───── Data ─────

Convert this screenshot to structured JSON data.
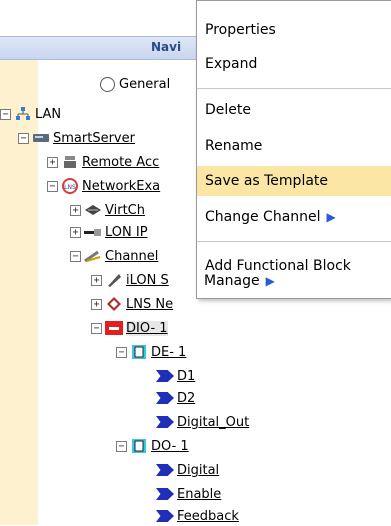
{
  "navigator": {
    "header": "Navi",
    "view_option": "General"
  },
  "tree": {
    "lan": "LAN",
    "smartserver": "SmartServer",
    "remote": "Remote Acc",
    "network": "NetworkExa",
    "virtch": "VirtCh",
    "lonip": "LON IP",
    "channel": "Channel",
    "ilon": "iLON S",
    "lns": "LNS Ne",
    "dio": "DIO- 1",
    "de1": "DE- 1",
    "d1": "D1",
    "d2": "D2",
    "digital_out": "Digital_Out",
    "do1": "DO- 1",
    "digital": "Digital",
    "enable": "Enable",
    "feedback": "Feedback"
  },
  "context_menu": {
    "items": [
      "Properties",
      "Expand",
      "Delete",
      "Rename",
      "Save as Template",
      "Change Channel",
      "Add Functional Block",
      "Manage"
    ],
    "submenu_arrow": "▶"
  },
  "colors": {
    "highlight": "#fbe6a6",
    "pin": "#1f2fb8",
    "leftbar": "#fdf1cf"
  }
}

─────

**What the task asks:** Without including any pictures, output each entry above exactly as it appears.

**Solution for this task:**
Convert this screenshot to structured JSON data.
{
  "navigator": {
    "header": "Navi",
    "view_option": "General"
  },
  "tree": {
    "lan": "LAN",
    "smartserver": "SmartServer",
    "remote": "Remote Acc",
    "network": "NetworkExa",
    "virtch": "VirtCh",
    "lonip": "LON IP",
    "channel": "Channel",
    "ilon": "iLON S",
    "lns": "LNS Ne",
    "dio": "DIO- 1",
    "de1": "DE- 1",
    "d1": "D1",
    "d2": "D2",
    "digital_out": "Digital_Out",
    "do1": "DO- 1",
    "digital": "Digital",
    "enable": "Enable",
    "feedback": "Feedback"
  },
  "context_menu": {
    "items": [
      "Properties",
      "Expand",
      "Delete",
      "Rename",
      "Save as Template",
      "Change Channel",
      "Add Functional Block",
      "Manage"
    ],
    "submenu_arrow": "▶"
  },
  "colors": {
    "highlight": "#fbe6a6",
    "pin": "#1f2fb8",
    "leftbar": "#fdf1cf"
  }
}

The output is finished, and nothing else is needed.